Microsoft Excel provides easy to use and very good (in my opinion) functionality for most business applications and with its charting capabilities and extensibility through Visual Basic for Applications (VBA) and data links to other storage applications it gives you a powerful tool at your fingertips on your desktop or laptop. That is great if you are with your client or don’t mind sending them your Workbook to use on their machines but it’s not very practical if you want to protect your intellectual property or view on different devices such as tablets or smart phones. Sharing your tools online legitimately has always been a challenge but using various components

Creating and using scalable vector graphics on the web

Creating and using scalable vector graphics on the web
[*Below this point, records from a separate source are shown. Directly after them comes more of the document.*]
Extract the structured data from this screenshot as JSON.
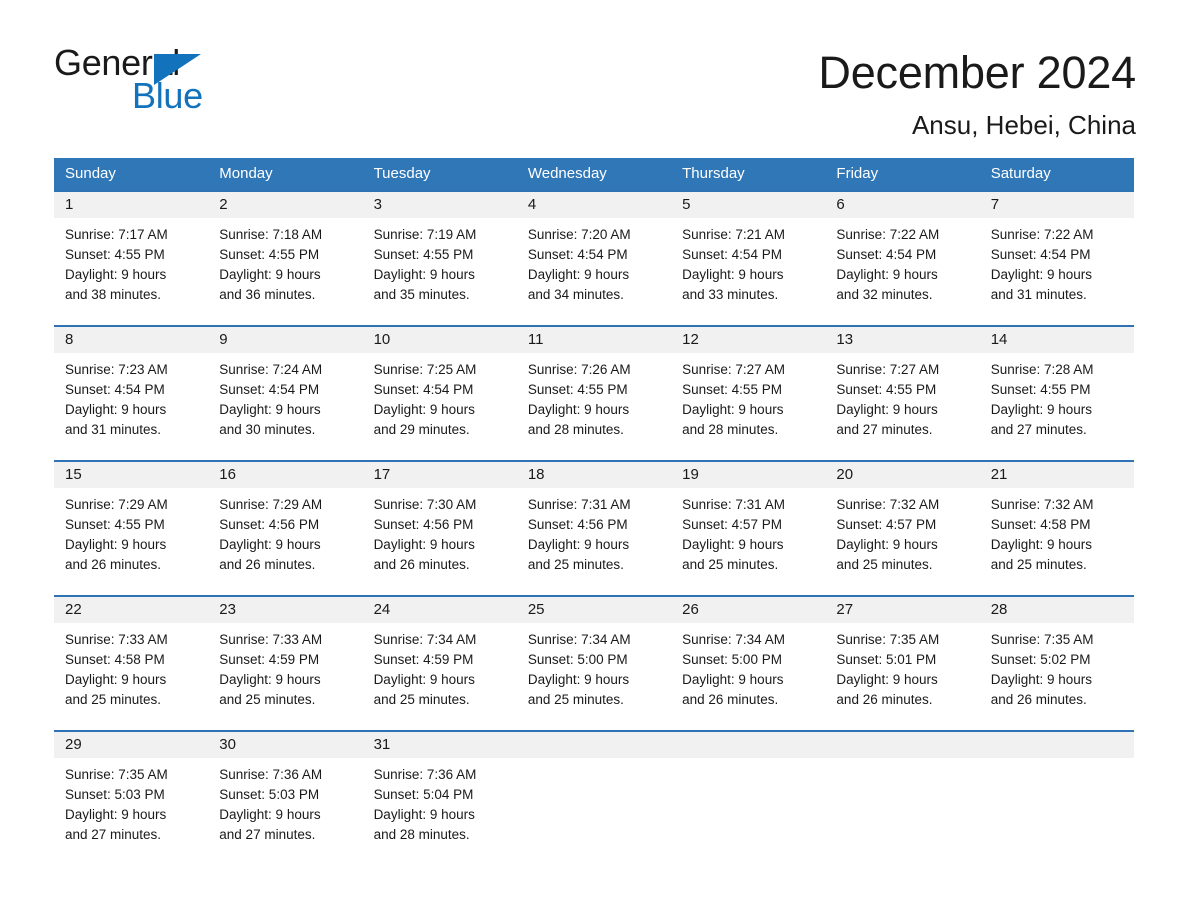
{
  "brand": {
    "name_part1": "General",
    "name_part2": "Blue"
  },
  "header": {
    "title": "December 2024",
    "subtitle": "Ansu, Hebei, China"
  },
  "colors": {
    "header_blue": "#3077b8",
    "row_rule_blue": "#2e74b5",
    "daynum_band": "#f1f1f1",
    "brand_blue": "#1272bc",
    "text": "#1a1a1a"
  },
  "weekdays": [
    "Sunday",
    "Monday",
    "Tuesday",
    "Wednesday",
    "Thursday",
    "Friday",
    "Saturday"
  ],
  "labels": {
    "sunrise_prefix": "Sunrise:",
    "sunset_prefix": "Sunset:",
    "daylight_prefix": "Daylight:"
  },
  "weeks": [
    {
      "days": [
        {
          "date": "1",
          "sunrise": "Sunrise: 7:17 AM",
          "sunset": "Sunset: 4:55 PM",
          "daylight_line1": "Daylight: 9 hours",
          "daylight_line2": "and 38 minutes."
        },
        {
          "date": "2",
          "sunrise": "Sunrise: 7:18 AM",
          "sunset": "Sunset: 4:55 PM",
          "daylight_line1": "Daylight: 9 hours",
          "daylight_line2": "and 36 minutes."
        },
        {
          "date": "3",
          "sunrise": "Sunrise: 7:19 AM",
          "sunset": "Sunset: 4:55 PM",
          "daylight_line1": "Daylight: 9 hours",
          "daylight_line2": "and 35 minutes."
        },
        {
          "date": "4",
          "sunrise": "Sunrise: 7:20 AM",
          "sunset": "Sunset: 4:54 PM",
          "daylight_line1": "Daylight: 9 hours",
          "daylight_line2": "and 34 minutes."
        },
        {
          "date": "5",
          "sunrise": "Sunrise: 7:21 AM",
          "sunset": "Sunset: 4:54 PM",
          "daylight_line1": "Daylight: 9 hours",
          "daylight_line2": "and 33 minutes."
        },
        {
          "date": "6",
          "sunrise": "Sunrise: 7:22 AM",
          "sunset": "Sunset: 4:54 PM",
          "daylight_line1": "Daylight: 9 hours",
          "daylight_line2": "and 32 minutes."
        },
        {
          "date": "7",
          "sunrise": "Sunrise: 7:22 AM",
          "sunset": "Sunset: 4:54 PM",
          "daylight_line1": "Daylight: 9 hours",
          "daylight_line2": "and 31 minutes."
        }
      ]
    },
    {
      "days": [
        {
          "date": "8",
          "sunrise": "Sunrise: 7:23 AM",
          "sunset": "Sunset: 4:54 PM",
          "daylight_line1": "Daylight: 9 hours",
          "daylight_line2": "and 31 minutes."
        },
        {
          "date": "9",
          "sunrise": "Sunrise: 7:24 AM",
          "sunset": "Sunset: 4:54 PM",
          "daylight_line1": "Daylight: 9 hours",
          "daylight_line2": "and 30 minutes."
        },
        {
          "date": "10",
          "sunrise": "Sunrise: 7:25 AM",
          "sunset": "Sunset: 4:54 PM",
          "daylight_line1": "Daylight: 9 hours",
          "daylight_line2": "and 29 minutes."
        },
        {
          "date": "11",
          "sunrise": "Sunrise: 7:26 AM",
          "sunset": "Sunset: 4:55 PM",
          "daylight_line1": "Daylight: 9 hours",
          "daylight_line2": "and 28 minutes."
        },
        {
          "date": "12",
          "sunrise": "Sunrise: 7:27 AM",
          "sunset": "Sunset: 4:55 PM",
          "daylight_line1": "Daylight: 9 hours",
          "daylight_line2": "and 28 minutes."
        },
        {
          "date": "13",
          "sunrise": "Sunrise: 7:27 AM",
          "sunset": "Sunset: 4:55 PM",
          "daylight_line1": "Daylight: 9 hours",
          "daylight_line2": "and 27 minutes."
        },
        {
          "date": "14",
          "sunrise": "Sunrise: 7:28 AM",
          "sunset": "Sunset: 4:55 PM",
          "daylight_line1": "Daylight: 9 hours",
          "daylight_line2": "and 27 minutes."
        }
      ]
    },
    {
      "days": [
        {
          "date": "15",
          "sunrise": "Sunrise: 7:29 AM",
          "sunset": "Sunset: 4:55 PM",
          "daylight_line1": "Daylight: 9 hours",
          "daylight_line2": "and 26 minutes."
        },
        {
          "date": "16",
          "sunrise": "Sunrise: 7:29 AM",
          "sunset": "Sunset: 4:56 PM",
          "daylight_line1": "Daylight: 9 hours",
          "daylight_line2": "and 26 minutes."
        },
        {
          "date": "17",
          "sunrise": "Sunrise: 7:30 AM",
          "sunset": "Sunset: 4:56 PM",
          "daylight_line1": "Daylight: 9 hours",
          "daylight_line2": "and 26 minutes."
        },
        {
          "date": "18",
          "sunrise": "Sunrise: 7:31 AM",
          "sunset": "Sunset: 4:56 PM",
          "daylight_line1": "Daylight: 9 hours",
          "daylight_line2": "and 25 minutes."
        },
        {
          "date": "19",
          "sunrise": "Sunrise: 7:31 AM",
          "sunset": "Sunset: 4:57 PM",
          "daylight_line1": "Daylight: 9 hours",
          "daylight_line2": "and 25 minutes."
        },
        {
          "date": "20",
          "sunrise": "Sunrise: 7:32 AM",
          "sunset": "Sunset: 4:57 PM",
          "daylight_line1": "Daylight: 9 hours",
          "daylight_line2": "and 25 minutes."
        },
        {
          "date": "21",
          "sunrise": "Sunrise: 7:32 AM",
          "sunset": "Sunset: 4:58 PM",
          "daylight_line1": "Daylight: 9 hours",
          "daylight_line2": "and 25 minutes."
        }
      ]
    },
    {
      "days": [
        {
          "date": "22",
          "sunrise": "Sunrise: 7:33 AM",
          "sunset": "Sunset: 4:58 PM",
          "daylight_line1": "Daylight: 9 hours",
          "daylight_line2": "and 25 minutes."
        },
        {
          "date": "23",
          "sunrise": "Sunrise: 7:33 AM",
          "sunset": "Sunset: 4:59 PM",
          "daylight_line1": "Daylight: 9 hours",
          "daylight_line2": "and 25 minutes."
        },
        {
          "date": "24",
          "sunrise": "Sunrise: 7:34 AM",
          "sunset": "Sunset: 4:59 PM",
          "daylight_line1": "Daylight: 9 hours",
          "daylight_line2": "and 25 minutes."
        },
        {
          "date": "25",
          "sunrise": "Sunrise: 7:34 AM",
          "sunset": "Sunset: 5:00 PM",
          "daylight_line1": "Daylight: 9 hours",
          "daylight_line2": "and 25 minutes."
        },
        {
          "date": "26",
          "sunrise": "Sunrise: 7:34 AM",
          "sunset": "Sunset: 5:00 PM",
          "daylight_line1": "Daylight: 9 hours",
          "daylight_line2": "and 26 minutes."
        },
        {
          "date": "27",
          "sunrise": "Sunrise: 7:35 AM",
          "sunset": "Sunset: 5:01 PM",
          "daylight_line1": "Daylight: 9 hours",
          "daylight_line2": "and 26 minutes."
        },
        {
          "date": "28",
          "sunrise": "Sunrise: 7:35 AM",
          "sunset": "Sunset: 5:02 PM",
          "daylight_line1": "Daylight: 9 hours",
          "daylight_line2": "and 26 minutes."
        }
      ]
    },
    {
      "days": [
        {
          "date": "29",
          "sunrise": "Sunrise: 7:35 AM",
          "sunset": "Sunset: 5:03 PM",
          "daylight_line1": "Daylight: 9 hours",
          "daylight_line2": "and 27 minutes."
        },
        {
          "date": "30",
          "sunrise": "Sunrise: 7:36 AM",
          "sunset": "Sunset: 5:03 PM",
          "daylight_line1": "Daylight: 9 hours",
          "daylight_line2": "and 27 minutes."
        },
        {
          "date": "31",
          "sunrise": "Sunrise: 7:36 AM",
          "sunset": "Sunset: 5:04 PM",
          "daylight_line1": "Daylight: 9 hours",
          "daylight_line2": "and 28 minutes."
        },
        {
          "date": "",
          "sunrise": "",
          "sunset": "",
          "daylight_line1": "",
          "daylight_line2": ""
        },
        {
          "date": "",
          "sunrise": "",
          "sunset": "",
          "daylight_line1": "",
          "daylight_line2": ""
        },
        {
          "date": "",
          "sunrise": "",
          "sunset": "",
          "daylight_line1": "",
          "daylight_line2": ""
        },
        {
          "date": "",
          "sunrise": "",
          "sunset": "",
          "daylight_line1": "",
          "daylight_line2": ""
        }
      ]
    }
  ]
}
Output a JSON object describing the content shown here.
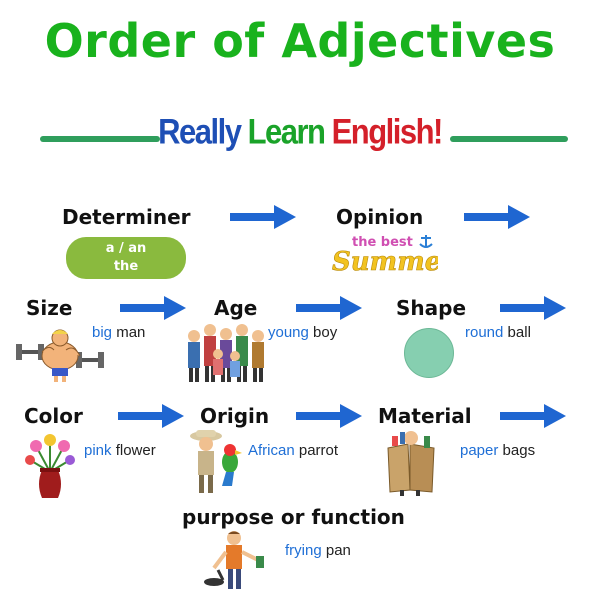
{
  "title": "Order of Adjectives",
  "brand": {
    "really": "Really",
    "learn": "Learn",
    "english": "English!"
  },
  "categories": {
    "determiner": {
      "label": "Determiner",
      "examples": [
        "a / an",
        "the"
      ]
    },
    "opinion": {
      "label": "Opinion",
      "logo_small": "the best",
      "logo_big": "Summer"
    },
    "size": {
      "label": "Size",
      "adj": "big",
      "noun": "man"
    },
    "age": {
      "label": "Age",
      "adj": "young",
      "noun": "boy"
    },
    "shape": {
      "label": "Shape",
      "adj": "round",
      "noun": "ball"
    },
    "color": {
      "label": "Color",
      "adj": "pink",
      "noun": "flower"
    },
    "origin": {
      "label": "Origin",
      "adj": "African",
      "noun": "parrot"
    },
    "material": {
      "label": "Material",
      "adj": "paper",
      "noun": "bags"
    },
    "purpose": {
      "label": "purpose or function",
      "adj": "frying",
      "noun": "pan"
    }
  },
  "colors": {
    "title": "#19b21d",
    "arrow": "#1f66d1",
    "highlight": "#1f6fd6",
    "determiner_box": "#8aba3e",
    "ball": "#86cfb0"
  },
  "icons": [
    "arrow-right-icon",
    "bodybuilder-icon",
    "family-group-icon",
    "round-ball-icon",
    "flower-vase-icon",
    "explorer-parrot-icon",
    "paper-bags-icon",
    "frying-pan-cook-icon"
  ]
}
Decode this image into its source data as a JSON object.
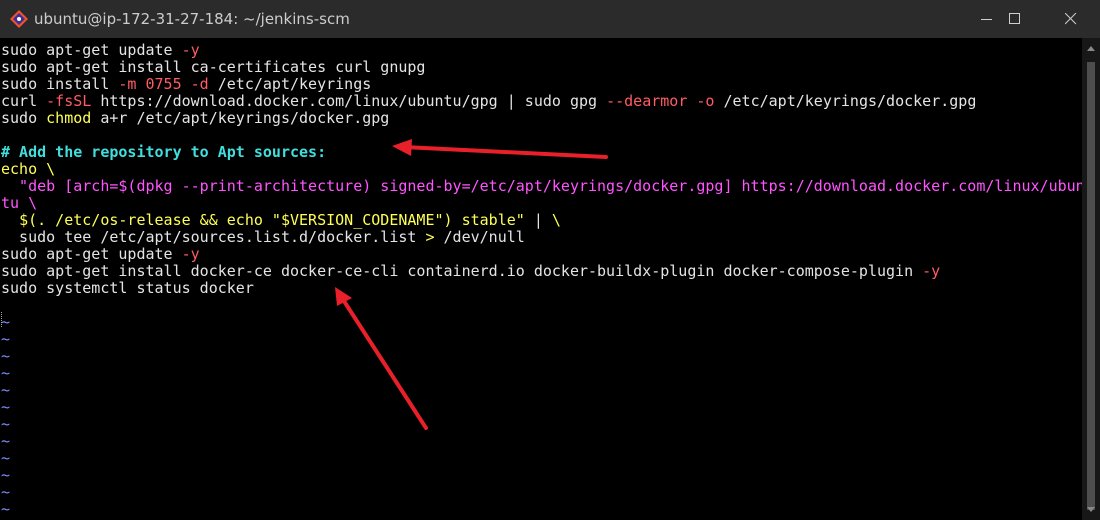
{
  "window": {
    "title": "ubuntu@ip-172-31-27-184: ~/jenkins-scm",
    "controls": {
      "minimize": "minimize-icon",
      "maximize": "maximize-icon",
      "close": "close-icon"
    }
  },
  "colors": {
    "background": "#000000",
    "text": "#e4e4e4",
    "flag": "#ff5c63",
    "keyword": "#ffff55",
    "comment": "#42dede",
    "string": "#ff55ff",
    "tilde": "#7b8cff",
    "annotation_arrow": "#e8202a"
  },
  "terminal": {
    "lines": [
      [
        {
          "t": "sudo apt-get update ",
          "c": "white"
        },
        {
          "t": "-y",
          "c": "red"
        }
      ],
      [
        {
          "t": "sudo apt-get install ca-certificates curl gnupg",
          "c": "white"
        }
      ],
      [
        {
          "t": "sudo install ",
          "c": "white"
        },
        {
          "t": "-m",
          "c": "red"
        },
        {
          "t": " ",
          "c": "white"
        },
        {
          "t": "0755",
          "c": "red"
        },
        {
          "t": " ",
          "c": "white"
        },
        {
          "t": "-d",
          "c": "red"
        },
        {
          "t": " /etc/apt/keyrings",
          "c": "white"
        }
      ],
      [
        {
          "t": "curl ",
          "c": "white"
        },
        {
          "t": "-fsSL",
          "c": "red"
        },
        {
          "t": " https://download.docker.com/linux/ubuntu/gpg | sudo gpg ",
          "c": "white"
        },
        {
          "t": "--dearmor",
          "c": "red"
        },
        {
          "t": " ",
          "c": "white"
        },
        {
          "t": "-o",
          "c": "red"
        },
        {
          "t": " /etc/apt/keyrings/docker.gpg",
          "c": "white"
        }
      ],
      [
        {
          "t": "sudo ",
          "c": "white"
        },
        {
          "t": "chmod",
          "c": "yellow"
        },
        {
          "t": " a+r /etc/apt/keyrings/docker.gpg",
          "c": "white"
        }
      ],
      [
        {
          "t": "",
          "c": "white"
        }
      ],
      [
        {
          "t": "# Add the repository to Apt sources:",
          "c": "comment"
        }
      ],
      [
        {
          "t": "echo \\",
          "c": "yellow"
        }
      ],
      [
        {
          "t": "  \"deb [arch=$(dpkg --print-architecture) signed-by=/etc/apt/keyrings/docker.gpg] https://download.docker.com/linux/ubun",
          "c": "purple"
        }
      ],
      [
        {
          "t": "tu \\",
          "c": "purple"
        }
      ],
      [
        {
          "t": "  ",
          "c": "white"
        },
        {
          "t": "$(. /etc/os-release && ",
          "c": "yellow"
        },
        {
          "t": "echo",
          "c": "yellow"
        },
        {
          "t": " \"$VERSION_CODENAME\") stable\"",
          "c": "yellow"
        },
        {
          "t": " | ",
          "c": "white"
        },
        {
          "t": "\\",
          "c": "yellow"
        }
      ],
      [
        {
          "t": "  sudo tee /etc/apt/sources.list.d/docker.list ",
          "c": "white"
        },
        {
          "t": ">",
          "c": "yellow"
        },
        {
          "t": " /dev/null",
          "c": "white"
        }
      ],
      [
        {
          "t": "sudo apt-get update ",
          "c": "white"
        },
        {
          "t": "-y",
          "c": "red"
        }
      ],
      [
        {
          "t": "sudo apt-get install docker-ce docker-ce-cli containerd.io docker-buildx-plugin docker-compose-plugin ",
          "c": "white"
        },
        {
          "t": "-y",
          "c": "red"
        }
      ],
      [
        {
          "t": "sudo systemctl status docker",
          "c": "white"
        }
      ],
      [
        {
          "t": "",
          "c": "white"
        }
      ],
      [
        {
          "t": "~",
          "c": "tilde"
        }
      ],
      [
        {
          "t": "~",
          "c": "tilde"
        }
      ],
      [
        {
          "t": "~",
          "c": "tilde"
        }
      ],
      [
        {
          "t": "~",
          "c": "tilde"
        }
      ],
      [
        {
          "t": "~",
          "c": "tilde"
        }
      ],
      [
        {
          "t": "~",
          "c": "tilde"
        }
      ],
      [
        {
          "t": "~",
          "c": "tilde"
        }
      ],
      [
        {
          "t": "~",
          "c": "tilde"
        }
      ],
      [
        {
          "t": "~",
          "c": "tilde"
        }
      ],
      [
        {
          "t": "~",
          "c": "tilde"
        }
      ],
      [
        {
          "t": "~",
          "c": "tilde"
        }
      ],
      [
        {
          "t": "~",
          "c": "tilde"
        }
      ]
    ]
  },
  "annotations": {
    "arrows": 2
  }
}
This article is about Scalable Vector Graphics (SVG) on your web pages. I would have classed it as a HTML 5 tutorial but it is not strictly speaking to do with HTML 5 although it does use HTML to display the images. An SVG is a file that has been written in XML and contains all of the information needed to draw the image on the screen in text. This way the browser knows exactly how to re-scale it depending on the viewing area so there is no loss of quality when viewing on a small or large screen. You can of course create graphics using the HTML 5 Canvas

Animation example using the HTML 5 Canvas

Animation example using the HTML 5 Canvas

Following on from my article Getting started with HTML5 canvas, this short article adds another example of what you can do. If you haven’t already done so, it is worth revisiting my previous article to get familiar with the terms and Canvas setup. This article shows you that animation on the HTML 5 Canvas is really quite simple. The example here moves a small box around the screen and changes its direction and colour when it hits the boundary of the canvas. As there is not much to it so this brief article will include the full code, a couple of screenshots and explain what is happening. HTML 5 Code